My grandmother's little black book was for recording every expenditure: a nickel for this; a few cents for that. She loved ice cream. And she smoked. The little black book kept on shelf over the stove was meant to note each of these innocent purchases.I'm not sure whether I remember this or if it was told to me later but this accounting for such small daily purchases was not a task invented by Medora. No. My grandmother would never have dreamed up such a task for herself. Although she was the main wage earner, she handed over her weekly wages to my grandfather. He made all the decisions about what to spend,how much to save. It was he who demanded she account for every penny.
Others have called Noe controlling; I don't know this from personal experience. But I do remember the following story of .......
A 1949 Plymouth of which they were quite proud. They purchased it new for $1300 and it was always kept in pristine cleanliness inside and out. I recall its interior: a 'picky' woolly gray upholstery that was wicked to sit upon on a hot summer's day.
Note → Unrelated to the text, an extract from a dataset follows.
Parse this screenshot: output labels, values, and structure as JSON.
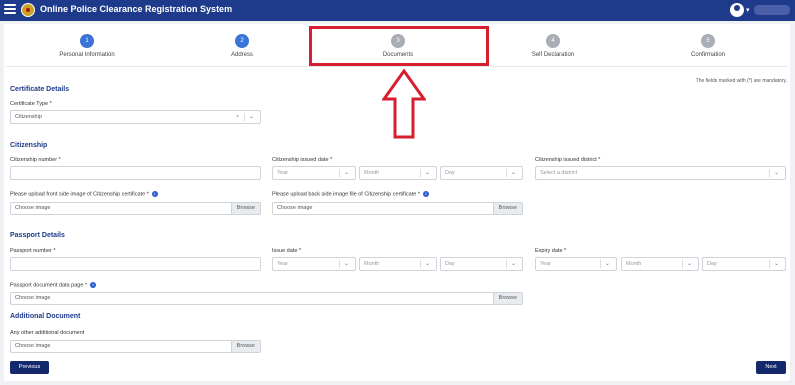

Well, it happened on a particular summer day that my grandfather invited me out for a ride to the nearby amusement park. We were to travel by car, his Plymouth. I remember it so clearly and suspect it was a rare and unusual event as he was unwell most of the time. Perhaps on this day he felt strong and happy and generous. Perhaps he just wanted to offer his first grandchild and only granddaughter a summer treat. Whatever the motivation, when we got to the Park, he offered me a cotton candy.
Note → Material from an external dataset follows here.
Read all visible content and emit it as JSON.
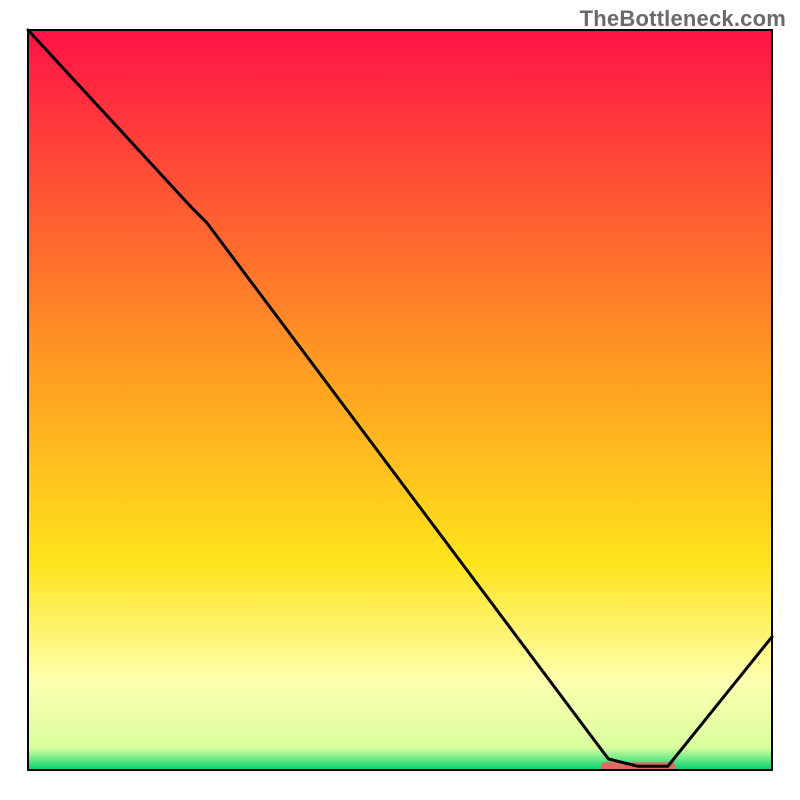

What happened next is not clear in details. But I do know that somehow I got cotton candy all over his spotlessly clean picky gray back seat upholsery. Now, I don't recall his words but I do remember his displeasure. His impatience and frustration. Sadly, he probably only had energy for the ride and loved the idea of a treat but was unprepared for the clumsiness of a 6 year old over-excited little girl.
My grandfather was not an every-day part of my life. He was wounded in the first world war and spent the remainder of his life disabled from the mustard gas and was often in veteran's hospitals for weeks and months at a time. A typical Sunday for my father, mother, grandmother, brother and I was to visit him in whichever Massachusetts VA hospital he was in at the time. The trip usually involved Sunday dinner in a restaurant. My parents tried diligently to make these trips fun for brother and I by planning to stop at historical sites -- Bunker Hill Monument; Old Ironsides; and other important places.
Then he was gone
The phone ringing. A lot of late night activity in the house. My father sitting on the last step of the stairs leading to the second floor of our house on Vine Street. Head in hands, my father is weeping. It's frightening; I've never seen him cry. I learn my grandfather has died. He was only 58 years old.
I wasn't allowed to say goodbye; I was "protected" from the rituals of death. I don't have a clear last memory of him.